Required action:
Please copy each line of the records below that includes the word "object".
--- START ---
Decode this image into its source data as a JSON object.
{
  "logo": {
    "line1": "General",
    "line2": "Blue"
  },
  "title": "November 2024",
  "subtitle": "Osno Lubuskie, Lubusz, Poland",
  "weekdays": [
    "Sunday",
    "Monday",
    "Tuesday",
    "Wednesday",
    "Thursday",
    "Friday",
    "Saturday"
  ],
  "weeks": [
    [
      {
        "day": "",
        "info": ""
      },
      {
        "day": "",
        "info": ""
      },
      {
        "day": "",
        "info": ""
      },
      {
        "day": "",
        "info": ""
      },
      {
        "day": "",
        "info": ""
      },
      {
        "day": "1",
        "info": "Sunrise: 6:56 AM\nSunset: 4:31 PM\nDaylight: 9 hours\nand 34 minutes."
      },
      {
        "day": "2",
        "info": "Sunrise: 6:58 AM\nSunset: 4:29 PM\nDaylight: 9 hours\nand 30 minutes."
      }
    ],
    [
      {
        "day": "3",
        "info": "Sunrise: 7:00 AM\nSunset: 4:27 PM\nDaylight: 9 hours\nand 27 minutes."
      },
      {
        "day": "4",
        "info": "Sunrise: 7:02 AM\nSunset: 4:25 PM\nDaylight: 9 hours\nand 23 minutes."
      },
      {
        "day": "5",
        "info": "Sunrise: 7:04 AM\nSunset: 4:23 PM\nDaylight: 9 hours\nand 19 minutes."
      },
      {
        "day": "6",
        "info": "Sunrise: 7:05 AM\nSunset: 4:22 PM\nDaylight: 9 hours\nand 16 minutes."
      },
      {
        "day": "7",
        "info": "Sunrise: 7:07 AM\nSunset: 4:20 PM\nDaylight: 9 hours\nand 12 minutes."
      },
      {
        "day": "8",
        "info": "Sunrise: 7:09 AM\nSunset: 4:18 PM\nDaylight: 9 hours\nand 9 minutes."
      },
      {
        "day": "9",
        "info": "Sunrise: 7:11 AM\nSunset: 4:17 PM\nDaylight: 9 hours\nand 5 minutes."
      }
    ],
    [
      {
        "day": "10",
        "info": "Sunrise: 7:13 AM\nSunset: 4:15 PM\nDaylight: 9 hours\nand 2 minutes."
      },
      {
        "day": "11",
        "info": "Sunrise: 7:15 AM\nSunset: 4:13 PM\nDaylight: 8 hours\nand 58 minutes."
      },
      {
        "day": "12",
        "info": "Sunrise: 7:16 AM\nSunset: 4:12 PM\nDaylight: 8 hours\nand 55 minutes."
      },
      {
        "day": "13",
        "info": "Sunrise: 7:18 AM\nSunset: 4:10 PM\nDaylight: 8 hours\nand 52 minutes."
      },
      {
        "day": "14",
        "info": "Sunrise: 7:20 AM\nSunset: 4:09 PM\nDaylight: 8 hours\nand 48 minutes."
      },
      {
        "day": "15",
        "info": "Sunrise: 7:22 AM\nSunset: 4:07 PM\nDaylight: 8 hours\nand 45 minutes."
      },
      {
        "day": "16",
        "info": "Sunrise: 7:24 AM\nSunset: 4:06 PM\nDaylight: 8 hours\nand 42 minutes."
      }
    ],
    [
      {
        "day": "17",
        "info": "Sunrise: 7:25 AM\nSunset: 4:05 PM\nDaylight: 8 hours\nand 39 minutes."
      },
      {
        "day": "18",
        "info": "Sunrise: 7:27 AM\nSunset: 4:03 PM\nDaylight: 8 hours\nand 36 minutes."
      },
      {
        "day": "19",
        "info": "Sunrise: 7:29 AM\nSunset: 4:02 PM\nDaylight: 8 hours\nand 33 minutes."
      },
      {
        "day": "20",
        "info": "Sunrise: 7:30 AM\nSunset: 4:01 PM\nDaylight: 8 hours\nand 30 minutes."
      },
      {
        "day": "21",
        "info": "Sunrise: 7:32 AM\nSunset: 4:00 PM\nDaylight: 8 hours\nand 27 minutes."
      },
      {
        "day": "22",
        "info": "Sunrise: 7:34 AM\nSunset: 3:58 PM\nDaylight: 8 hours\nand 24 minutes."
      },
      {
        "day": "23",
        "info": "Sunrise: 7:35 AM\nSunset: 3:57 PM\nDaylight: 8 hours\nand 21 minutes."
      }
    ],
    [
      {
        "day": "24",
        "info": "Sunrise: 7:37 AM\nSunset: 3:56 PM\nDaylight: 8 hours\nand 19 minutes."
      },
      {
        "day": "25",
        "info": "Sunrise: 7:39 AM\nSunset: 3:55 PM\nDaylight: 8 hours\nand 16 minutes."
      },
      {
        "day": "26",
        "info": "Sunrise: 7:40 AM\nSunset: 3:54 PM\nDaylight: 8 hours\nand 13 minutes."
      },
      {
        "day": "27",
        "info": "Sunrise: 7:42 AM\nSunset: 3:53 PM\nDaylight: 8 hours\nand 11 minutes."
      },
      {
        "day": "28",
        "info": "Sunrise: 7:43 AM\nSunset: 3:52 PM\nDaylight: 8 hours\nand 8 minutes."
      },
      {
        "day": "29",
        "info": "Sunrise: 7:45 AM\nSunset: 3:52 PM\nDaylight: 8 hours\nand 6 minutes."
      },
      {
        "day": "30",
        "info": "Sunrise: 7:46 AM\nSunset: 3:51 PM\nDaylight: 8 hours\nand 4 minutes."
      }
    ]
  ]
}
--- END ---
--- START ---
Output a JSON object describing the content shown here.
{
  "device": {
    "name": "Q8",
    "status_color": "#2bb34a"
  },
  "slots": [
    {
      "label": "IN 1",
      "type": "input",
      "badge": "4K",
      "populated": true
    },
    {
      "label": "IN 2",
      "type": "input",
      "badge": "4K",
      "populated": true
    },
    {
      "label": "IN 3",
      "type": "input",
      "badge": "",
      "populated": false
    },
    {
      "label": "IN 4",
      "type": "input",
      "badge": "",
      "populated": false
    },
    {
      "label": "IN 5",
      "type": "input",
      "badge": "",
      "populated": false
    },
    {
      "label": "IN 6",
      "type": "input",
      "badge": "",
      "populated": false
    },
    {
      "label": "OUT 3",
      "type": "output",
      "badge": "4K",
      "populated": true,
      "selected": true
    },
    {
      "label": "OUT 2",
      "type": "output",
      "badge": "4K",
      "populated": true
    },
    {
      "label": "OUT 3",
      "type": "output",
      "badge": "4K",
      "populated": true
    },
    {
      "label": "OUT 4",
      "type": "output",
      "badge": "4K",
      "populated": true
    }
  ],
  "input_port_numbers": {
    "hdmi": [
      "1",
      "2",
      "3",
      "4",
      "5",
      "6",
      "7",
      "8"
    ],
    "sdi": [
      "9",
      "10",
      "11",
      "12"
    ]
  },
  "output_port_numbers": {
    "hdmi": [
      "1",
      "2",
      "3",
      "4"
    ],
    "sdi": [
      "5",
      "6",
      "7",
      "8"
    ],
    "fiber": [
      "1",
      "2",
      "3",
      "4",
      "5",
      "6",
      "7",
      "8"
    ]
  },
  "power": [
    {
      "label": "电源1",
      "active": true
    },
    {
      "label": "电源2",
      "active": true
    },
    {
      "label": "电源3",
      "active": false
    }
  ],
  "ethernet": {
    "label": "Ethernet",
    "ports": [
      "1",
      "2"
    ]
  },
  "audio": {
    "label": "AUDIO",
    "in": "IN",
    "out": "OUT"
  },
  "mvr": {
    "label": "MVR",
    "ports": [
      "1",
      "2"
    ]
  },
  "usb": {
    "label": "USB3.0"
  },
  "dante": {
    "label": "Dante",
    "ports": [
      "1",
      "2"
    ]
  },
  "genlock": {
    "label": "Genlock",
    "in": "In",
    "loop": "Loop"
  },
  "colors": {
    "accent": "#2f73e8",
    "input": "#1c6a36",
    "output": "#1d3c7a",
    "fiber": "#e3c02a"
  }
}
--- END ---
Solution:
Decode this image into its source data as a JSON object.
Output a JSON object describing the content shown here.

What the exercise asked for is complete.